Many of us use QR codes every day in our teaching – here’s how can we get creative and take it up a notch.
Quick Response, or QR Codes are 2 dimensional barcodes which hold encoded information which can be quickly and reliably read by machines. In the classroom, this of course means we can use digital cameras (whether they be web cams, iPads, iPhone or any other Smart Device) to send information to the student.
I’ve used QR codes a lot since I’ve worked in iPad settings and have really seen the benefits of using them to do so many useful things quickly and easily:
- Visit websites (no more emailing links or typing in long URLs)
- Access specific video content
- Treasure hunts around school
- Encoding answers to questions on task cards.
The app I prefer to use on student iPads is Qrafter. Not only is this app free, but it has several benefits over other QR readers in the app store including: batch scan mode, security check & using Safari as the default browser. I blogged about why it is in My top 10 apps for a primary ipad here.
I was motivated to write this blog post as there are so many other amazing uses for QR codes! We just need to get a little creative!
Use QR Codes to link to the cloud
Don’t just use QR codes simply to direct students to videos, text messages or websites. Get a little more creative and direct your students straight to files in your Office 365 account, PDFs in your dropbox or to a Excel Online Survey.
Add some SWAG to your codes
When creating QR codes, I tend to use a TinyURL extension to shorten my address and then copy it into http://qrdroid.com/generate/. This is a very light QR maker which is quick and reliable. Another alternative is to download thePEGeek Chrome Extension ‘QR Codify’ this means codes can be made for your current site with one click! There are hundreds of different methods to create QR codes, it is purely personal choice. I would definitely recommend shortening your URL first though. It makes the difference between:
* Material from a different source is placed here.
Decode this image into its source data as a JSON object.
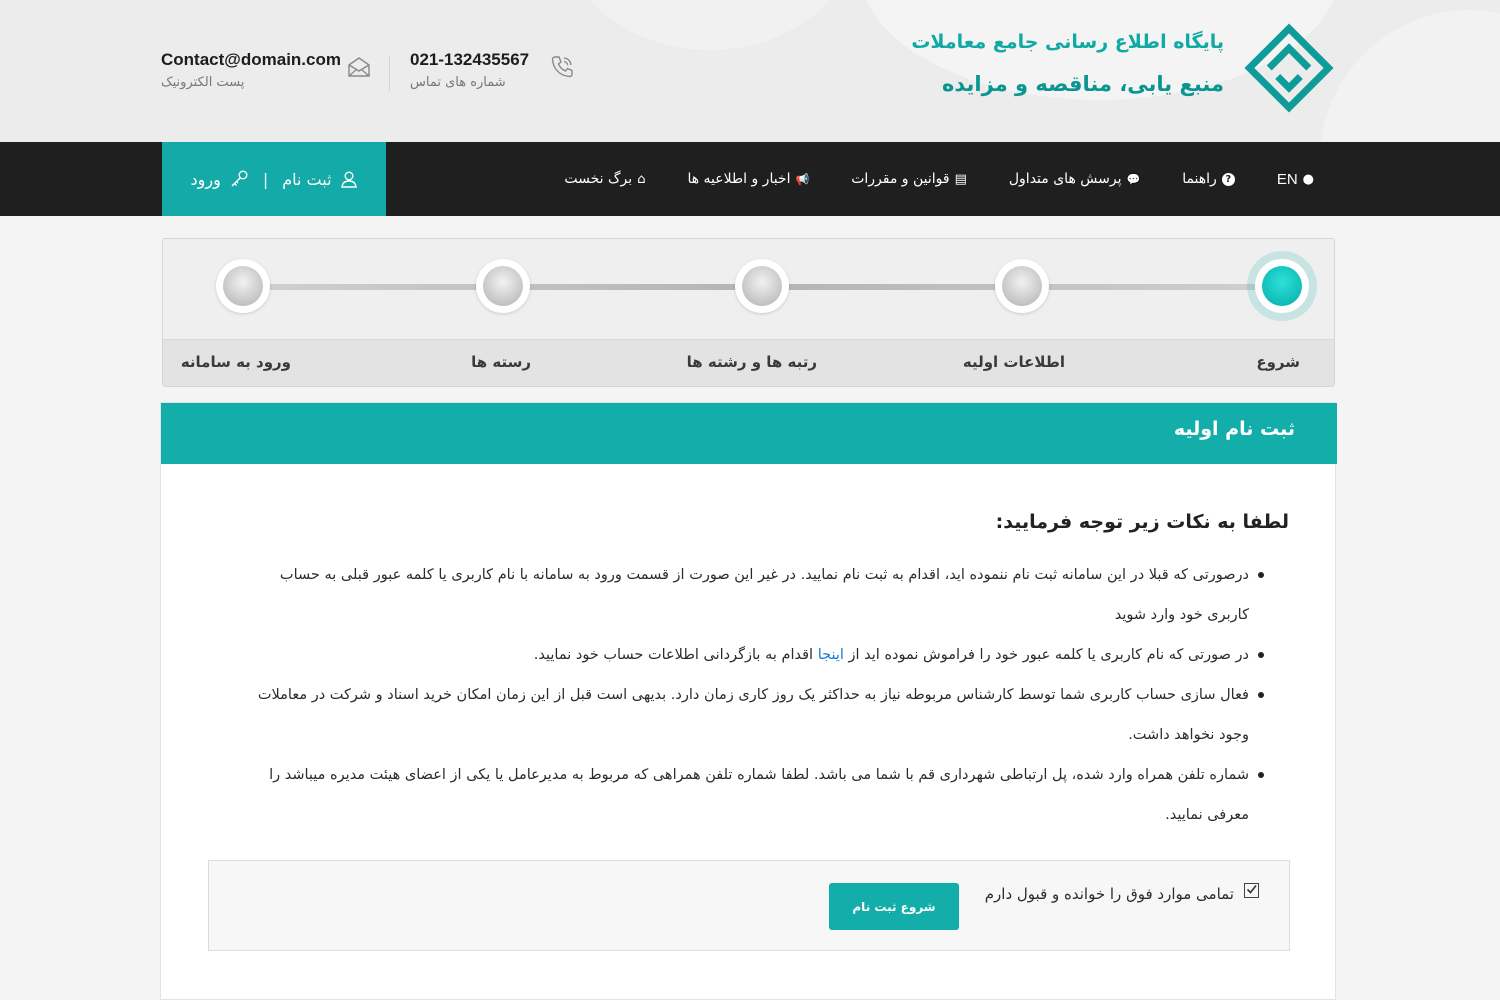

To make QR codes a little more interesting, there are some more sophisticated options. Checkout http://www.visualead.com/, create an account and create some visual QR codes. These are visually appealing, scan faster and can even include animations!
Check these out!
Amazing right! These can also be set to ‘Dynamic’ QR codes which means the URL they direct to changes each time it is scanned. Perfect if you have an Excel Online or Google Sheet with activities for further exploration.
Test the percentages
Did you know that QR codes have built in error prevention. Up to 30% of the image can be damaged (excluding the main outer markings) and it can still be read. There are some really incredible things that QR codes can go through and still be scanable. It would definitely be worth including in some kind of investigation. “How far can you damage a QR code until it is unreadable?”
Visit QR Voice.net and add any text you wish to create a QR code that when scanned plays a voice. This could be used to provide verbal instruction to pre-readers or pronunciation help for ESL students
QR Codes as a Voting System
When you create a QR Code you can view the analytics behind the code. This shows how many people have scanned each code, when and from where.
Why not have 3 QR codes on your door representing traffic lights – how did they feel about the lesson?
There are so many uses for QR codes as new useful webtools keep cropping up which, with a little creativity, can have impact in the classroom.
Share any ideas you have in the comments!